Growers gathered in person and online for three days of educational presentations and panel discussions at this year’s North Central Washington Tree Fruit Days Jan. 18–20.
The event, sponsored by Washington State University Extension, the North Central Washington Fieldmen’s Association, Northwest Cherries, Pear Bureau Northwest and the Okanogan Horticultural Association, featured one day of talks each for apple, cherry and pear.
Apple day started with a focus on codling moth control. WSU entomologist Betsy Beers shared updates from a recent industry survey about challenges with controlling the pest, and a panel of crop consultants shared insights.
The panelists, Justin Wiggs from Chamberlin Agriculture, Chuck Weaver from G.S. Long Co., and Mike Doerr from Wilbur-Ellis, warned growers to keep an eye out for sources of codling moth, such as abandoned orchards, backyard trees and bin piles.
Wiggs said that with organic materials, those outside sources can turn into a really big problem really quickly.
“A lot of these materials that work in organics work best in the first generation. You really have to come out swinging,” he said. “You could get it really clean, but if you have … summer pressure from a backyard tree nearby, organically, it’s going to be a challenge.”
Wiggs and Weaver also warned growers that virus degrades quickly under high ultraviolet light and heat, so at different times it might not offer as much protection as people expect.
Doerr stressed the importance of oil applications for organic producers.
“Oil reduces populations by 50 percent. That’s what sets up pheromones and virus and Entrust to be successful,” he said. “You need to have 100 gallons per acre with 1 percent oil every two weeks on high-pressure organic blocks.”
Turning to horticulture, Bernardita Sallato from WSU Extension shared insights from her experience and research managing bitter pit in apples. While low calcium levels in the fruit cause the disorder, it’s not always traced back to a lack of supply in the soil. She suggested looking a potassium levels, because high potassium is common in Washington and can outcompete calcium uptake, and also looking at building healthy root systems to drive uptake.
“We need the calcium in the early season for the cell walls,” she said. “The most efficient way for the plant to take up that calcium is through the root system to the fruit. Adding foliar calcium is more of a temporary solution when you have problems in the root zone.”

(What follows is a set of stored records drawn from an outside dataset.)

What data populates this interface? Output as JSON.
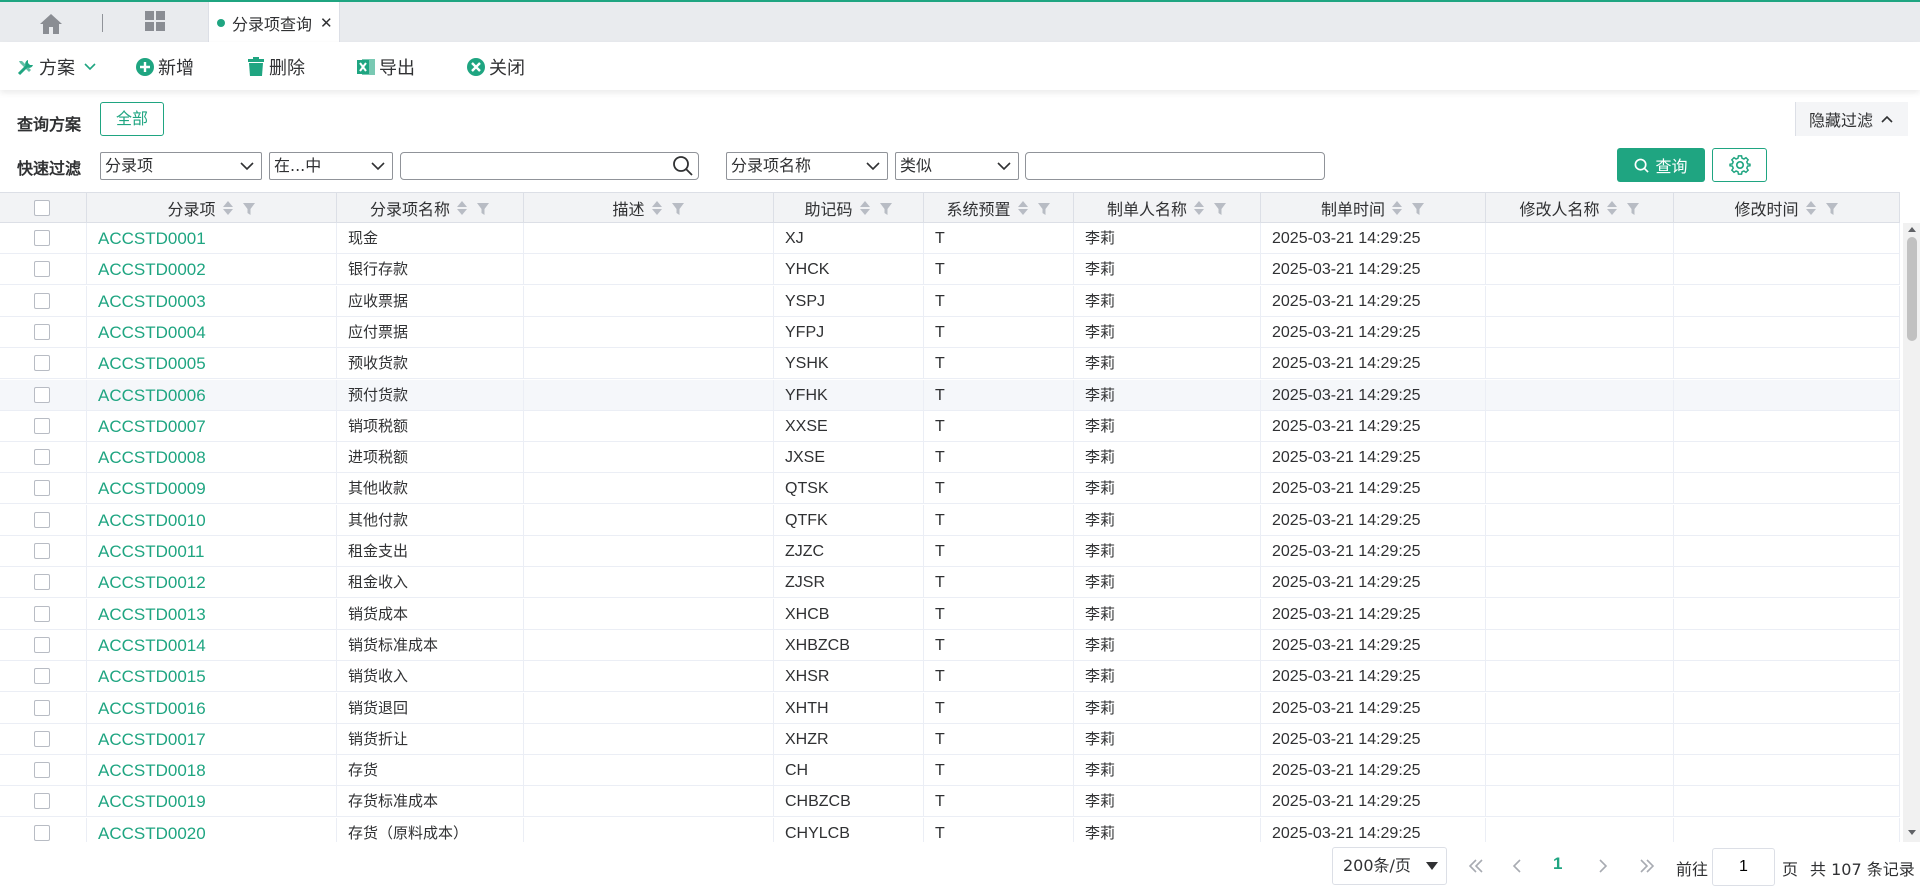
{
  "tabs": {
    "active_label": "分录项查询"
  },
  "toolbar": {
    "scheme_label": "方案",
    "add_label": "新增",
    "delete_label": "删除",
    "export_label": "导出",
    "close_label": "关闭"
  },
  "filter": {
    "scheme_label": "查询方案",
    "all_button": "全部",
    "hide_filter": "隐藏过滤",
    "quick_label": "快速过滤",
    "field1": "分录项",
    "op1": "在...中",
    "value1": "",
    "field2": "分录项名称",
    "op2": "类似",
    "value2": "",
    "query_button": "查询"
  },
  "table": {
    "columns": [
      "分录项",
      "分录项名称",
      "描述",
      "助记码",
      "系统预置",
      "制单人名称",
      "制单时间",
      "修改人名称",
      "修改时间"
    ],
    "rows": [
      [
        "ACCSTD0001",
        "现金",
        "",
        "XJ",
        "T",
        "李莉",
        "2025-03-21 14:29:25",
        "",
        ""
      ],
      [
        "ACCSTD0002",
        "银行存款",
        "",
        "YHCK",
        "T",
        "李莉",
        "2025-03-21 14:29:25",
        "",
        ""
      ],
      [
        "ACCSTD0003",
        "应收票据",
        "",
        "YSPJ",
        "T",
        "李莉",
        "2025-03-21 14:29:25",
        "",
        ""
      ],
      [
        "ACCSTD0004",
        "应付票据",
        "",
        "YFPJ",
        "T",
        "李莉",
        "2025-03-21 14:29:25",
        "",
        ""
      ],
      [
        "ACCSTD0005",
        "预收货款",
        "",
        "YSHK",
        "T",
        "李莉",
        "2025-03-21 14:29:25",
        "",
        ""
      ],
      [
        "ACCSTD0006",
        "预付货款",
        "",
        "YFHK",
        "T",
        "李莉",
        "2025-03-21 14:29:25",
        "",
        ""
      ],
      [
        "ACCSTD0007",
        "销项税额",
        "",
        "XXSE",
        "T",
        "李莉",
        "2025-03-21 14:29:25",
        "",
        ""
      ],
      [
        "ACCSTD0008",
        "进项税额",
        "",
        "JXSE",
        "T",
        "李莉",
        "2025-03-21 14:29:25",
        "",
        ""
      ],
      [
        "ACCSTD0009",
        "其他收款",
        "",
        "QTSK",
        "T",
        "李莉",
        "2025-03-21 14:29:25",
        "",
        ""
      ],
      [
        "ACCSTD0010",
        "其他付款",
        "",
        "QTFK",
        "T",
        "李莉",
        "2025-03-21 14:29:25",
        "",
        ""
      ],
      [
        "ACCSTD0011",
        "租金支出",
        "",
        "ZJZC",
        "T",
        "李莉",
        "2025-03-21 14:29:25",
        "",
        ""
      ],
      [
        "ACCSTD0012",
        "租金收入",
        "",
        "ZJSR",
        "T",
        "李莉",
        "2025-03-21 14:29:25",
        "",
        ""
      ],
      [
        "ACCSTD0013",
        "销货成本",
        "",
        "XHCB",
        "T",
        "李莉",
        "2025-03-21 14:29:25",
        "",
        ""
      ],
      [
        "ACCSTD0014",
        "销货标准成本",
        "",
        "XHBZCB",
        "T",
        "李莉",
        "2025-03-21 14:29:25",
        "",
        ""
      ],
      [
        "ACCSTD0015",
        "销货收入",
        "",
        "XHSR",
        "T",
        "李莉",
        "2025-03-21 14:29:25",
        "",
        ""
      ],
      [
        "ACCSTD0016",
        "销货退回",
        "",
        "XHTH",
        "T",
        "李莉",
        "2025-03-21 14:29:25",
        "",
        ""
      ],
      [
        "ACCSTD0017",
        "销货折让",
        "",
        "XHZR",
        "T",
        "李莉",
        "2025-03-21 14:29:25",
        "",
        ""
      ],
      [
        "ACCSTD0018",
        "存货",
        "",
        "CH",
        "T",
        "李莉",
        "2025-03-21 14:29:25",
        "",
        ""
      ],
      [
        "ACCSTD0019",
        "存货标准成本",
        "",
        "CHBZCB",
        "T",
        "李莉",
        "2025-03-21 14:29:25",
        "",
        ""
      ],
      [
        "ACCSTD0020",
        "存货（原料成本）",
        "",
        "CHYLCB",
        "T",
        "李莉",
        "2025-03-21 14:29:25",
        "",
        ""
      ]
    ],
    "highlighted_row": 5
  },
  "pager": {
    "page_size": "200条/页",
    "current_page": "1",
    "goto_label": "前往",
    "goto_value": "1",
    "page_unit": "页",
    "total_text": "共 107 条记录"
  },
  "colors": {
    "accent": "#1fa581",
    "header_bg": "#f2f3f5",
    "tab_bg": "#e9ebee"
  },
  "icons": [
    "home-icon",
    "grid-icon",
    "tools-icon",
    "plus-circle-icon",
    "trash-icon",
    "excel-icon",
    "close-circle-icon",
    "search-icon",
    "gear-icon",
    "sort-icon",
    "filter-icon"
  ]
}
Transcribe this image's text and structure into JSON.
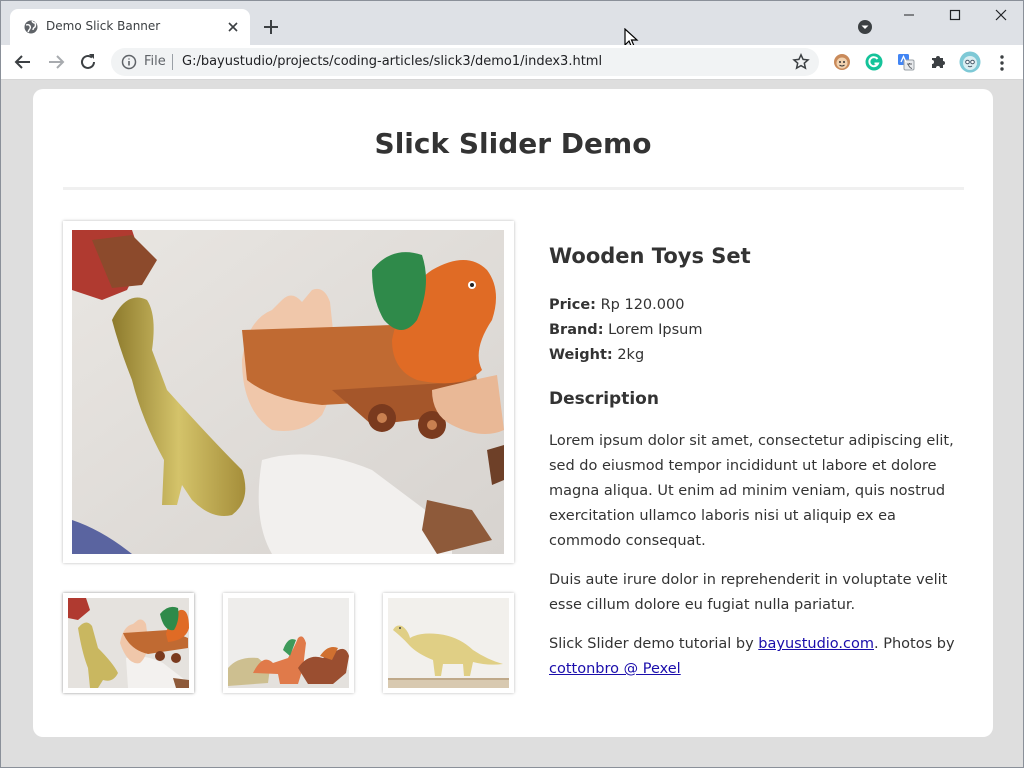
{
  "browser": {
    "tab_title": "Demo Slick Banner",
    "scheme_label": "File",
    "url": "G:/bayustudio/projects/coding-articles/slick3/demo1/index3.html"
  },
  "page": {
    "title": "Slick Slider Demo",
    "product": {
      "name": "Wooden Toys Set",
      "price_label": "Price:",
      "price_value": "Rp 120.000",
      "brand_label": "Brand:",
      "brand_value": "Lorem Ipsum",
      "weight_label": "Weight:",
      "weight_value": "2kg"
    },
    "description_heading": "Description",
    "description_p1": "Lorem ipsum dolor sit amet, consectetur adipiscing elit, sed do eiusmod tempor incididunt ut labore et dolore magna aliqua. Ut enim ad minim veniam, quis nostrud exercitation ullamco laboris nisi ut aliquip ex ea commodo consequat.",
    "description_p2": "Duis aute irure dolor in reprehenderit in voluptate velit esse cillum dolore eu fugiat nulla pariatur.",
    "credit_prefix": "Slick Slider demo tutorial by ",
    "credit_link1": "bayustudio.com",
    "credit_middle": ". Photos by ",
    "credit_link2": "cottonbro @ Pexel"
  },
  "colors": {
    "accent_link": "#1a0dab",
    "page_bg": "#dedede",
    "card_bg": "#ffffff"
  }
}
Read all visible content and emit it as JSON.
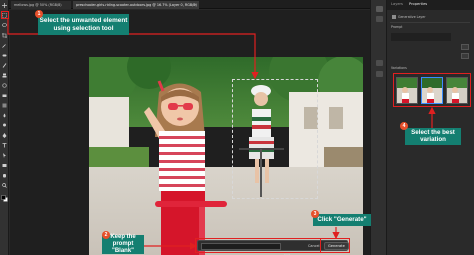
{
  "window": {
    "tab_1": "mellows.jpg @ 50% (RGB/8)",
    "tab_2": "preschooler-girls-riding-scooter-outdoors.jpg @ 16.7% (Layer 0, RGB/8)",
    "tab_close": "×"
  },
  "panel": {
    "tab_layers": "Layers",
    "tab_properties": "Properties",
    "section_title": "Generative Layer",
    "prompt_label": "Prompt",
    "variations_label": "Variations",
    "variation_count": 3,
    "selected_variation": 2
  },
  "taskbar": {
    "prompt_placeholder": "",
    "cancel_label": "Cancel",
    "generate_label": "Generate"
  },
  "annotations": {
    "step1_text": "Select the unwanted element using selection tool",
    "step2_text": "Keep the prompt \"Blank\"",
    "step3_text": "Click \"Generate\"",
    "step4_text": "Select the best variation",
    "badge_1": "1",
    "badge_2": "2",
    "badge_3": "3",
    "badge_4": "4"
  },
  "colors": {
    "callout_bg": "#147f71",
    "highlight_red": "#e02020",
    "badge_orange": "#e6502b",
    "selected_blue": "#3b8cff"
  },
  "icons": {
    "move_tool": "move-icon",
    "marquee_tool": "rectangular-marquee-icon",
    "lasso_tool": "lasso-icon",
    "crop_tool": "crop-icon",
    "brush_tool": "brush-icon",
    "type_tool": "type-icon",
    "hand_tool": "hand-icon",
    "zoom_tool": "zoom-icon"
  }
}
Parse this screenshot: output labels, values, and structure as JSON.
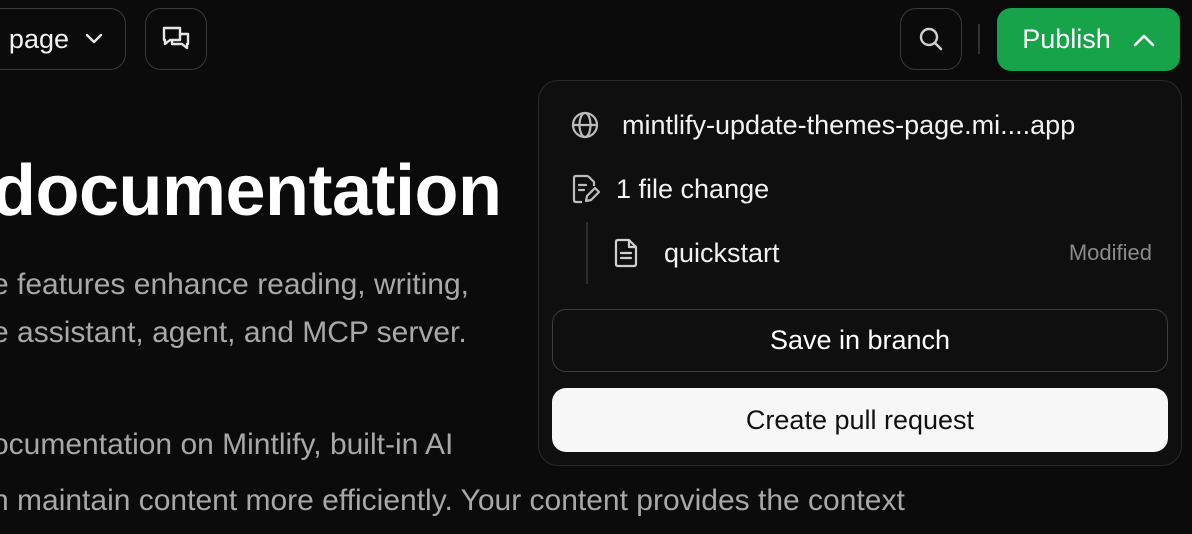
{
  "topbar": {
    "page_dropdown_label": "page",
    "publish_label": "Publish"
  },
  "document": {
    "title": "documentation",
    "lines": [
      "e features enhance reading, writing,",
      "e assistant, agent, and MCP server.",
      "ocumentation on Mintlify, built-in AI",
      "n maintain content more efficiently. Your content provides the context"
    ]
  },
  "publish_popover": {
    "deployment_url": "mintlify-update-themes-page.mi....app",
    "change_summary": "1 file change",
    "files": [
      {
        "name": "quickstart",
        "status": "Modified"
      }
    ],
    "save_branch_label": "Save in branch",
    "create_pr_label": "Create pull request"
  },
  "icons": {
    "dropdown": "chevron-down-icon",
    "chat": "messages-icon",
    "search": "search-icon",
    "publish_toggle": "chevron-up-icon",
    "url": "globe-icon",
    "changes": "file-edit-icon",
    "file": "file-text-icon"
  },
  "colors": {
    "background": "#0b0b0b",
    "publish_green": "#16a34a",
    "muted_text": "#a8a8a8"
  }
}
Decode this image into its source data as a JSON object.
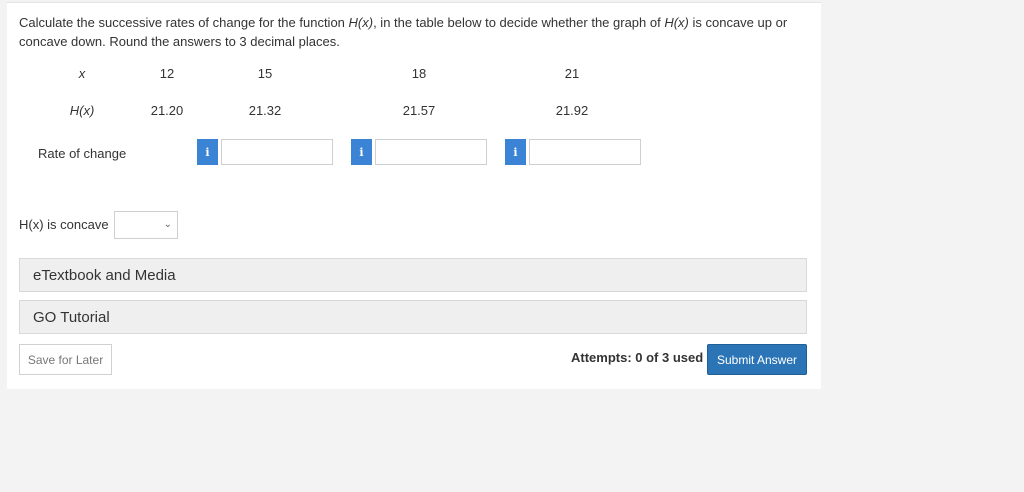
{
  "question": {
    "p1": "Calculate the successive rates of change for the function ",
    "fn1": "H(x)",
    "p2": ", in the table below to decide whether the graph of ",
    "fn2": "H(x)",
    "p3": " is concave up or concave down. Round the answers to 3 decimal places."
  },
  "table": {
    "x_label": "x",
    "h_label": "H(x)",
    "rate_label": "Rate of change",
    "x_values": [
      "12",
      "15",
      "18",
      "21"
    ],
    "h_values": [
      "21.20",
      "21.32",
      "21.57",
      "21.92"
    ],
    "rate_inputs": [
      "",
      "",
      ""
    ],
    "info_glyph": "i"
  },
  "concavity": {
    "label": "H(x) is concave",
    "selected": "",
    "chevron": "⌄"
  },
  "resources": {
    "etextbook": "eTextbook and Media",
    "go_tutorial": "GO Tutorial"
  },
  "footer": {
    "save_label": "Save for Later",
    "attempts": "Attempts: 0 of 3 used",
    "submit_label": "Submit Answer"
  },
  "colors": {
    "info_button": "#3b83d4",
    "submit_button": "#2b75b7"
  }
}
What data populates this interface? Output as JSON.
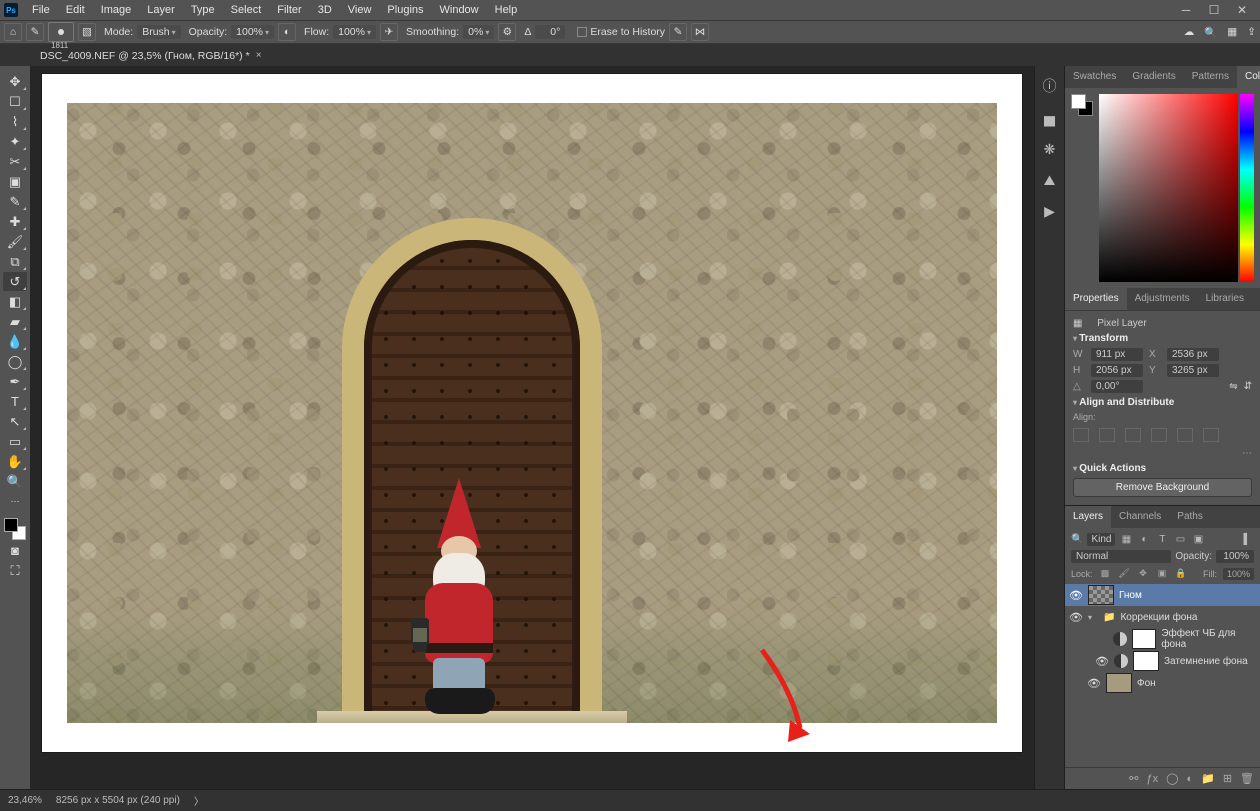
{
  "menu": {
    "items": [
      "File",
      "Edit",
      "Image",
      "Layer",
      "Type",
      "Select",
      "Filter",
      "3D",
      "View",
      "Plugins",
      "Window",
      "Help"
    ]
  },
  "options": {
    "brush_size": "1811",
    "mode_label": "Mode:",
    "mode_value": "Brush",
    "opacity_label": "Opacity:",
    "opacity_value": "100%",
    "flow_label": "Flow:",
    "flow_value": "100%",
    "smoothing_label": "Smoothing:",
    "smoothing_value": "0%",
    "angle_label": "Δ",
    "angle_value": "0°",
    "erase_label": "Erase to History"
  },
  "tab": {
    "title": "DSC_4009.NEF @ 23,5% (Гном, RGB/16*) *"
  },
  "panel_tabs": {
    "color_group": [
      "Swatches",
      "Gradients",
      "Patterns",
      "Color"
    ],
    "color_active": "Color",
    "props_group": [
      "Properties",
      "Adjustments",
      "Libraries"
    ],
    "props_active": "Properties",
    "layers_group": [
      "Layers",
      "Channels",
      "Paths"
    ],
    "layers_active": "Layers"
  },
  "properties": {
    "kind": "Pixel Layer",
    "transform_hd": "Transform",
    "W": "911 px",
    "H": "2056 px",
    "X": "2536 px",
    "Y": "3265 px",
    "angle": "0,00°",
    "align_hd": "Align and Distribute",
    "align_label": "Align:",
    "qa_hd": "Quick Actions",
    "qa_btn": "Remove Background"
  },
  "layers": {
    "kind_label": "Kind",
    "blend": "Normal",
    "opacity_label": "Opacity:",
    "opacity": "100%",
    "lock_label": "Lock:",
    "fill_label": "Fill:",
    "fill": "100%",
    "items": [
      {
        "name": "Гном",
        "sel": true,
        "eye": true,
        "type": "pixel"
      },
      {
        "name": "Коррекции фона",
        "eye": true,
        "type": "group"
      },
      {
        "name": "Эффект ЧБ для фона",
        "eye": false,
        "type": "adj",
        "indent": 2
      },
      {
        "name": "Затемнение фона",
        "eye": true,
        "type": "adj",
        "indent": 2
      },
      {
        "name": "Фон",
        "eye": true,
        "type": "bg",
        "indent": 1
      }
    ]
  },
  "status": {
    "zoom": "23,46%",
    "dims": "8256 px x 5504 px (240 ppi)"
  }
}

Tianna DuPont, also of WSU Extension, shared findings from a project looking at how soil health indicators can improve orchard planting decisions. By pairing orchard sites with similar plantings and regions — but different performance — and looking at a wide variety of soil indicators, she was able to find where factors such as plant parasitic nematode pressure, water-holding capacity or soil compaction were limiting production.
Finding these limiting factors will help growers know how to evaluate soil health and take mitigation steps, such as ripping to reduce compaction and fumigation or cover cropping to reduce nematode pressure, before planting.
On stone fruit day, WSU scientists shared little cherry disease research and management updates, spotted wing drosophila research updates and management advice on bacterial canker and powdery mildew, while Northwest Cherry Growers president B.J. Thurlby shared his outlook on the cherry market.
—by Kate Prengaman